I'm thinking that while it is imagined as fiction, the Next MacGyver project supports this idea very well.
On December 3rd 2014, a group of signatory schools who supported 'Fostering a Generation of Makers' White House Maker Faire campaign gathered in Washington DC to discuss next steps. This generated incredible ideas and insight as we moved another step forward in defining a Maker Alliance Network for higher education institutions. Four work streams were created to explore possible next steps for the Alliance: the development of online resources; the preparation of a maker portfolio initiative, the development of increased funding for Maker opportunities, and promotion and advocacy for Making in higher education.
Below you will find one of the four next step proposals prepared by our workstream committees. We invite your feedback, as well as any additions or alternative approaches you might suggest. You are also welcome to indicate your interest in volunteering to work on this committee.
Finally, we also welcome new ideas for next steps. To contribute additional proposals, add a new topic to the 'Next Steps' discussion forum on MakeSchools.org.
Please share any feedback no later than March 1, 2015.
The Making community needs more highly visible role models to inspire and far greater chances for recognition in order to help accelerate Making's role in society. Currently Maker Faires offer the best opportunity for the initiated to celebrate their STEAM passions, and should certainly continue. However, in comparison to our society's abundance of recognition opportunities for those who excel in entertainment, sports, media, and even cooking, accomplishments in science, engineering, and Making are largely left to be their own reward.
To begin to address this, Making needs to appear more accessible to the average audience. Additionally, the idea that Making is happening everywhere around us and that amazing stories are out there, not just in science fiction, needs to be regularly reinforced in order to help change attitudes that Making is only for the more elite. Improving the perceived accessibility of Making may also need to include stronger and easier invitations for participation or at least means for interested voices to be heard in the community in a meaningful way.
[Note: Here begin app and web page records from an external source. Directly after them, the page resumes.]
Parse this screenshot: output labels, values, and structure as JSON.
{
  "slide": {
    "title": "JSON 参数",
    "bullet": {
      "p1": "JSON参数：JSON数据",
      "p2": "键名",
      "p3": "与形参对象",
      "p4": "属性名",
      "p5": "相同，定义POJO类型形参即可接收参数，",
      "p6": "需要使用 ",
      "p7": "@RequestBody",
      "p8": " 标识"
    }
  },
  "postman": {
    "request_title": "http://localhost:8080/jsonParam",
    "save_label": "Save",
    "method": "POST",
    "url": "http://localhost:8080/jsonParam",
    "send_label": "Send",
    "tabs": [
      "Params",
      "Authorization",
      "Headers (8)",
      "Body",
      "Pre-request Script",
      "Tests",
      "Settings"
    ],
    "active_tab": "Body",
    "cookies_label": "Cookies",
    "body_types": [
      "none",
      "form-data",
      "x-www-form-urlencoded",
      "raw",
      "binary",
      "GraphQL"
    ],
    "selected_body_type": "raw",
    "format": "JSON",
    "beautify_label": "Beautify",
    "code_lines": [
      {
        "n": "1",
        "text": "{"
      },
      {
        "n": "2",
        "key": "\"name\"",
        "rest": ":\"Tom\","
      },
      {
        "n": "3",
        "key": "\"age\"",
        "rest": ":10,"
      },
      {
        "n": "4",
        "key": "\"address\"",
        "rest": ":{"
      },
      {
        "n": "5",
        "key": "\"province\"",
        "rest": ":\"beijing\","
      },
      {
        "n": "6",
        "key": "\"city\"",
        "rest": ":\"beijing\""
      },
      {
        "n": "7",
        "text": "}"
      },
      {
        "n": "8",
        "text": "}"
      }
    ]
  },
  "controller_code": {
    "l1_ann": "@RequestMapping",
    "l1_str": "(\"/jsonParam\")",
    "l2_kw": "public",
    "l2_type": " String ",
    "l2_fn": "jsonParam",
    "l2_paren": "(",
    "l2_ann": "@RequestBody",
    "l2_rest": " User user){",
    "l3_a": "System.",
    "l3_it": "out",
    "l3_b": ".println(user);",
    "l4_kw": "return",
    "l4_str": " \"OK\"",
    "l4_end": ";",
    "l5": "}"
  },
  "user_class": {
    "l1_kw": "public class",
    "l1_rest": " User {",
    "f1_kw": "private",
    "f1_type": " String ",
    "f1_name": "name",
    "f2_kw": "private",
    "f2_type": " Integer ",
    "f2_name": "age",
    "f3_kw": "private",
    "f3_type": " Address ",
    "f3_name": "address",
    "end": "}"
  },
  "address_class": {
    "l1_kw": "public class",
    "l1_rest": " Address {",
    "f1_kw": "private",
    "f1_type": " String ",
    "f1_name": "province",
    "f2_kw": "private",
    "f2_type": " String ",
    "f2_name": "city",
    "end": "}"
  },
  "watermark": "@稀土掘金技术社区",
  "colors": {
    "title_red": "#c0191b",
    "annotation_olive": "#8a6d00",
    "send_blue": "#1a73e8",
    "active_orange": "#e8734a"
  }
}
Through the Higher Education Maker Alliance, and the variety of Maker Spaces and Maker projects they are aware of, there is an opportunity to find the stories of everyday and exceptional Making; not only at the colleges but within all of the Making communities in which Alliance members belong. Together the Alliance, along with Make, can support the sharing of these stories in new communities; they only need the stories to be told in a way everyone can appreciate.
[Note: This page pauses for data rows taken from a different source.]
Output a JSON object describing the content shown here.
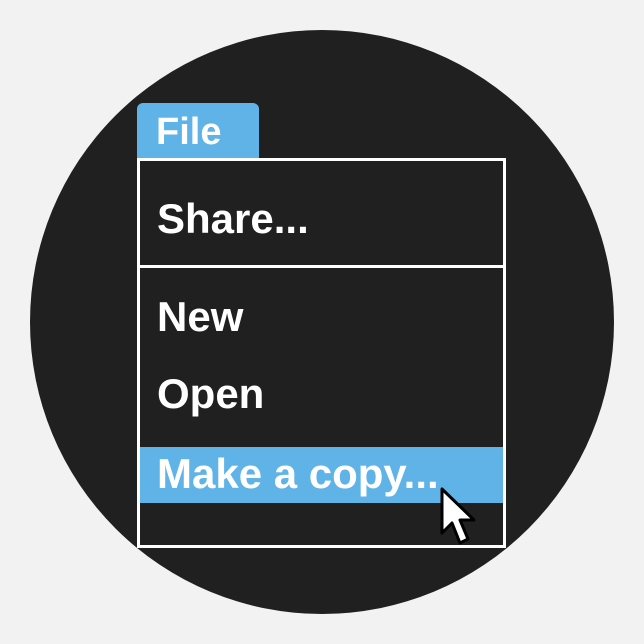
{
  "colors": {
    "background": "#202020",
    "accent": "#5fb3e6",
    "text": "#ffffff"
  },
  "menu": {
    "title": "File",
    "items": [
      {
        "label": "Share...",
        "highlighted": false
      },
      {
        "label": "New",
        "highlighted": false
      },
      {
        "label": "Open",
        "highlighted": false
      },
      {
        "label": "Make a copy...",
        "highlighted": true
      }
    ]
  },
  "cursor": {
    "icon": "arrow-pointer-icon"
  }
}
The solution is the creation of a new television show called "Making It Happen" as an informal tour of Making in America in the style of cooking show "Diners, Drive-In's, & Dives". As "Diners…" demonstrates there is really appealing food to be found everywhere, created by cooks and chefs with a wide range of backgrounds, "Making it Happen" would show that there are innovative and interesting creations being developed by a wide variety of people all over the country. Using the same approachable format, America can be introduced every week to a new variety of innovators and innovations being created in Maker Spaces, College Campuses, Start-up Incubators, and even Industry.
A relatively cheap and easy to make show, there are many ways to expand its appeal. The show could also be paired with an on-line voting competition where "winners" could be win trips to showcase at Maker Faires. DIY "recipes" from featured Makers could also be included with Maker Hive forums to aid new Makers. There may even be an opportunity to benefit from the excitement of modern science fiction, including how Making is occurring in movie magic or guest star appearances.
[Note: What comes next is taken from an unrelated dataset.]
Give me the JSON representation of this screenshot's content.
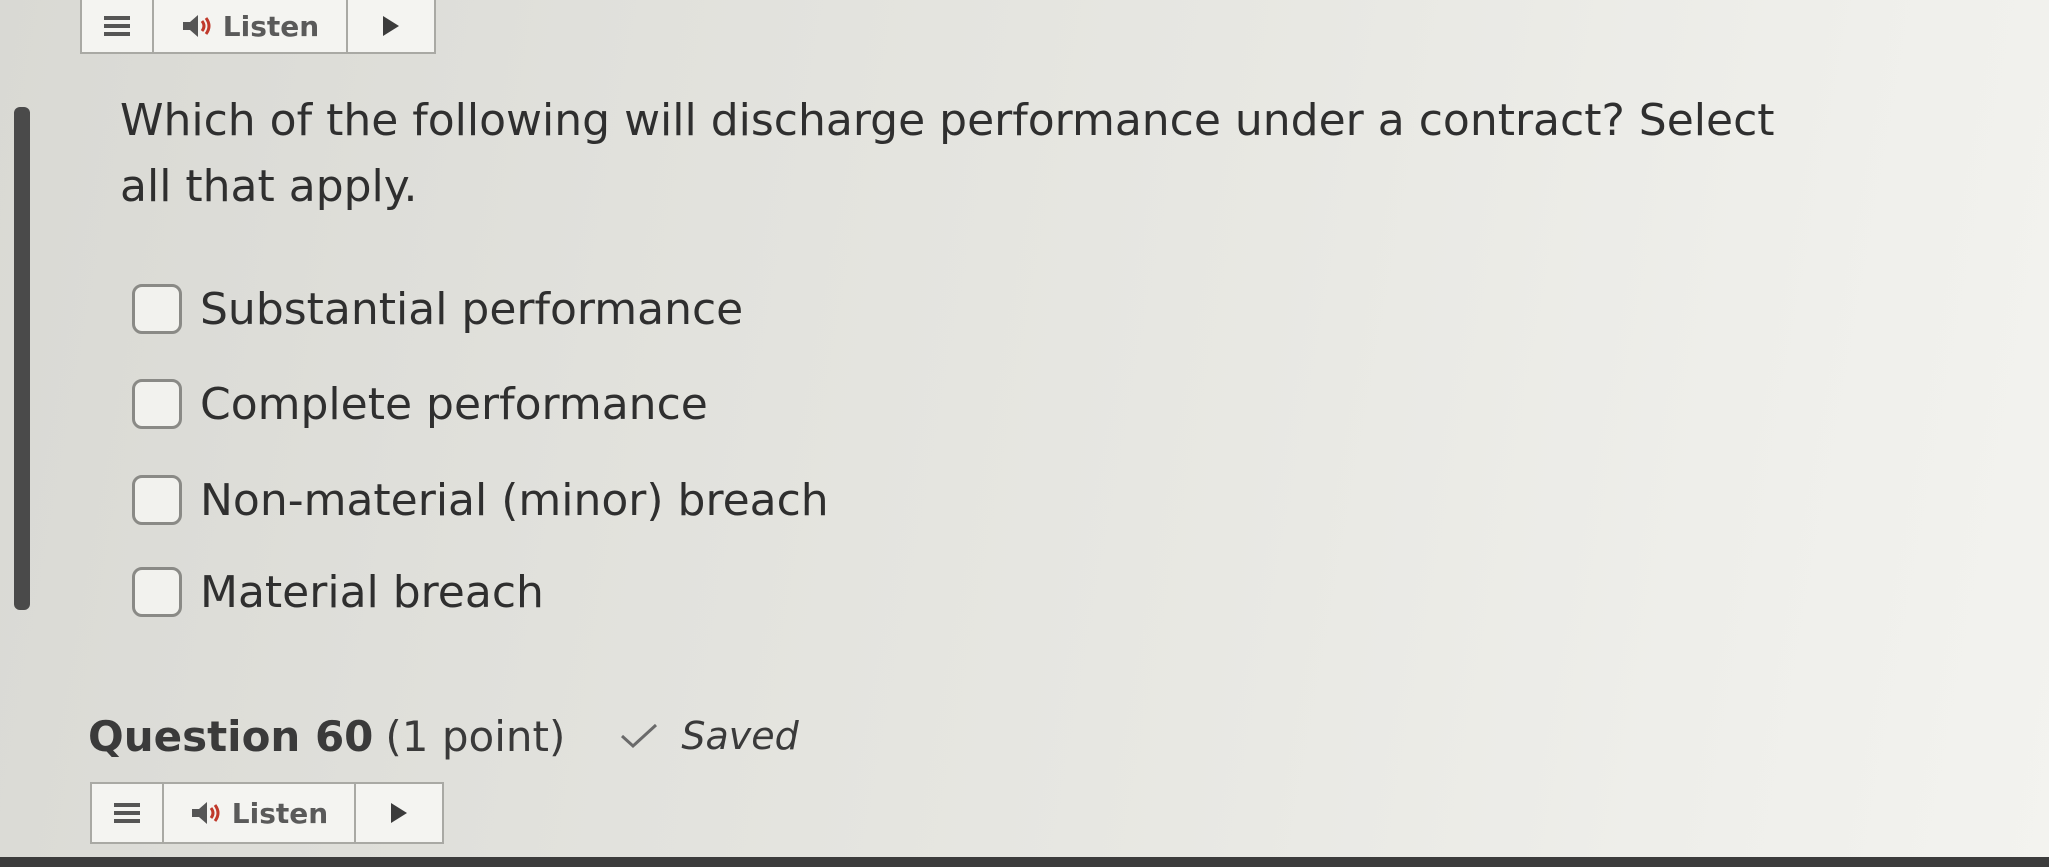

Perhaps most importantly, to ensure the technical material is engaging and relatable, interviews would focus on the clear and relevant need each Maker is trying to meet. Then by describing how well that need is met, the show can convey the value and wonder of the work to a wide audience. In this way, the show may also borrow from elements of Extreme Home Makeover where the details/process of the work being done are shown mainly to help express its effect. In turn, to help make sure the message is heard, the Alliance, Make, and their partner communities and industries could in turn help drive traffic to the show.
An initial step would be for the Alliance to create and catalog a list of potential Maker groups and projects to feature, thereby demonstrating that there is a significant number and wide variety of material that the show could feature. Additionally some Alliance members are already planning internally focused YouTube videos that could also offer potential projects to feature. These concepts could then be formulated into show treatments. Similarly pilot formats could then be developed and eventually shot to test their effectiveness. This work also could also potentially form the basis of a NSF or USED proposal to bring in seed funding for the show. Ultimately, a professional studio would have to be engaged to produce the show with Alliance members serving as outside advisors. Additionally, sponsors would have to be determined, but could potentially be any group that currently sponsors Maker Faires, or advertises about technical innovation: i.e. Intel, ExxonMobil, GE, etc.
Figure 1: Concept image for Making it Happen